Yesterday as I was lying in bed, half dozing, and the pieces started to come together. Get rid of the father in the story, it's about the mother and daughter. Father's dead. He gave the chicken to the daughter before he died, that's the why of the heart continuing to beat. Also the why of Mathilde letting Chloe keep the heart. Stretch out the timeline so Chloe has the heart a week or two before the accident. In my head, I could almost hear the click, click, click of issues resolving themselves. Now the story and the "whys" are perfectly clear.
Of course, it wasn't just a random epiphany. I was working backward. I wrote the story and felt like it had issues. All of it, that is, except for the last paragraph or two. Mathilde sitting in the hospital waiting room, holding the jar with the beating heart in it. That part rang true. I just had to work on getting the rest of the story to match up. In this case, my subconscious mind figured it out before my conscious mind could.
Sometimes, it seems like writing has more in common with night vision than anything else. You know, how when it's dark you can actually see things better if you don't look directly at them?
Monday, September 3, 2007
I just got out of Juan's office where I talked to him about doing a creative thesis. After months of going back and forth, I've finally decided not to do the critical thesis. Also, it turns out that I can graduate in spring, theoretically, if I get my thesis done in one semester. I told him I wanted to work ahead a bit and write stories for my thesis before we're actually "working" on it, which will help with the getting it done soon.
Since he's new, he doesn't have all the details yet about what I'll need to do, but we've got a starting point, which is cool. He's excited about it, and so am I. It'll be great. Kinda funny, too, when we were talking about my writing. He's never seen anything I've written, so some of his comments were a bit oddball for me personally. For instance, he warned me that there'd be a lot of revising involved. I would expect nothing less. But, like I said, we've pretty much just met and he's covering his bases.
Some time in the next week or two, I'm going to show him a couple of stories. I think Albatross and the chicken heart story would be good because that's what I'm aiming for with my thesis. So, I've kinda already started it. Then, too, he'll have a clear idea of what/how I write and we can get down to specifics. Revising, too, I'm sure.

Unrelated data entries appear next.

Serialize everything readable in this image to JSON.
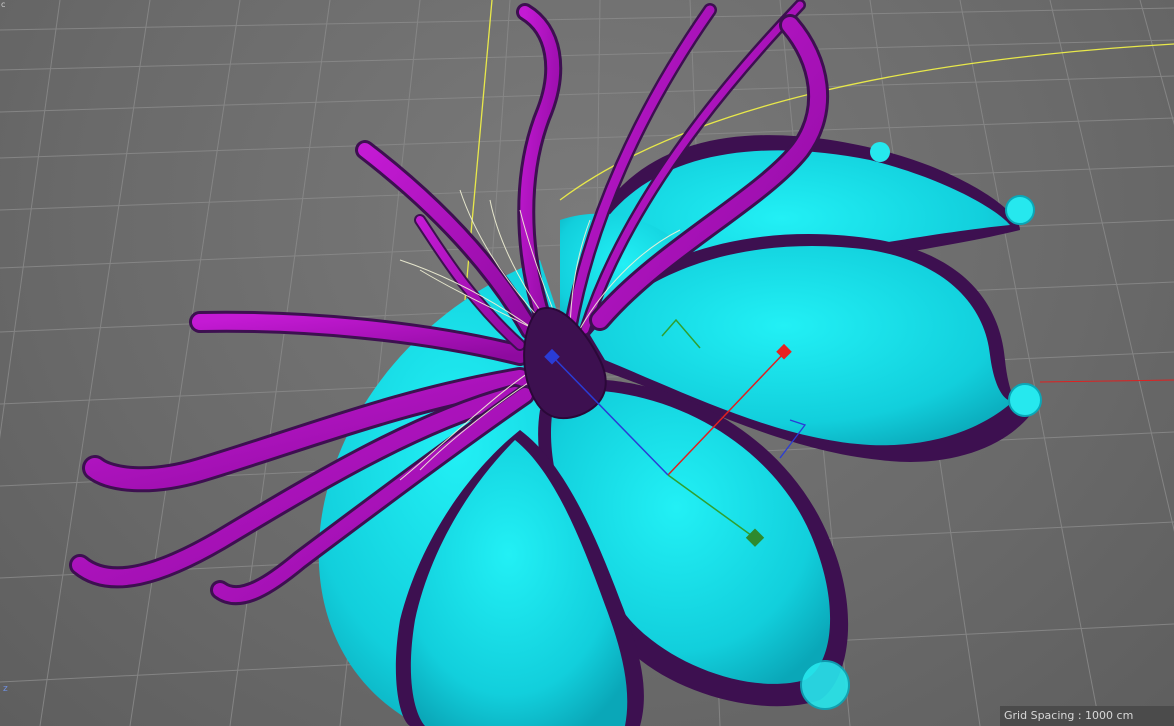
{
  "viewport": {
    "grid_spacing_text": "Grid Spacing : 1000 cm",
    "axis_indicator": "z",
    "colors": {
      "grid_bg": "#6e6e6e",
      "grid_line": "#8a8a8a",
      "petal_cyan": "#14d6e0",
      "petal_edge": "#3d1050",
      "tendril_magenta": "#b212c4",
      "selection_yellow": "#e8e84a",
      "axis_x": "#e02020",
      "axis_y": "#2fa02f",
      "axis_z": "#2a3cd6"
    }
  }
}
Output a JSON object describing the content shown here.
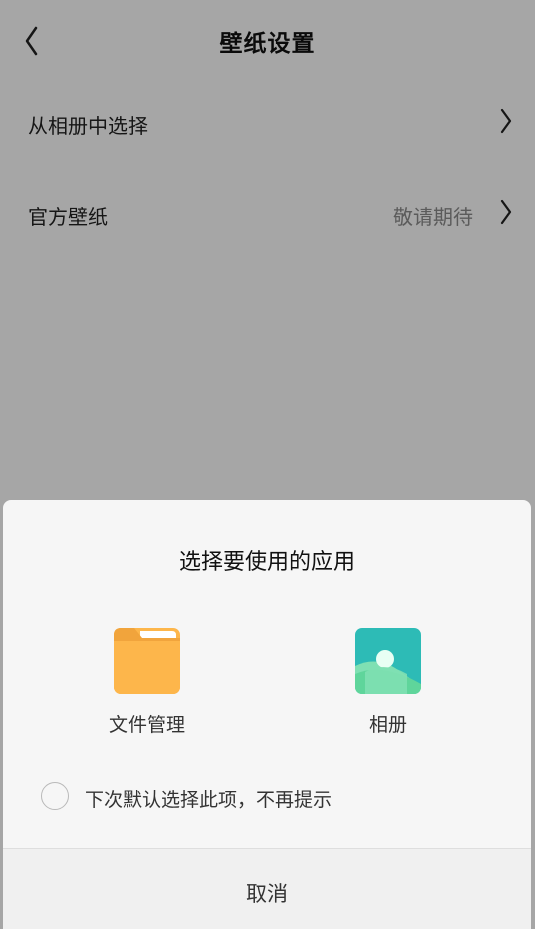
{
  "header": {
    "title": "壁纸设置"
  },
  "rows": [
    {
      "label": "从相册中选择"
    },
    {
      "label": "官方壁纸",
      "value": "敬请期待"
    }
  ],
  "sheet": {
    "title": "选择要使用的应用",
    "apps": [
      {
        "label": "文件管理",
        "icon": "folder-icon"
      },
      {
        "label": "相册",
        "icon": "gallery-icon"
      }
    ],
    "remember_label": "下次默认选择此项，不再提示",
    "cancel_label": "取消"
  },
  "colors": {
    "folder": "#fdb64b",
    "gallery_top": "#2dbbb6",
    "gallery_bottom": "#5fd59b",
    "scrim": "#a6a6a6",
    "sheet_bg": "#f6f6f6"
  }
}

I'm a little relieved, too. Now I have a specific direction I'm working toward. Before, whenever people asked, "When are you graduating?" I never had a concrete answer. Ditto for "What are you writing your thesis on?" Making those choices was tough, but now that they're made, I feel good about them.
The funny thing is, I talked to Camii the other night (ah, the wonders of IM) and told her I'd finally made the decision. To which she pretty much replied, "Well, duh. I could've told you you'd do a creative thesis." It never ceases to amaze me how sometimes other people know what we'll do before we do.
Sunday, September 2, 2007
Okay, time to do a status update. Thanks to being sick, I've struck off the party. However, I've replaced it with a state fair outing with my brother, so I'm still calling that one a win. I've picked a couple of potential submission pieces, so I've met that one. Most exciting of all, I've got an etsy.com shop http://www.etsy.com/shop.php?user_id=5284452
I have to admit, it's rather strange to describe one's own work in glowing terms, but hey, that's advertising, right? Besides, I like to think of it as a writing exercise. I'm working out my descriptive muscles today.
Saturday, September 1, 2007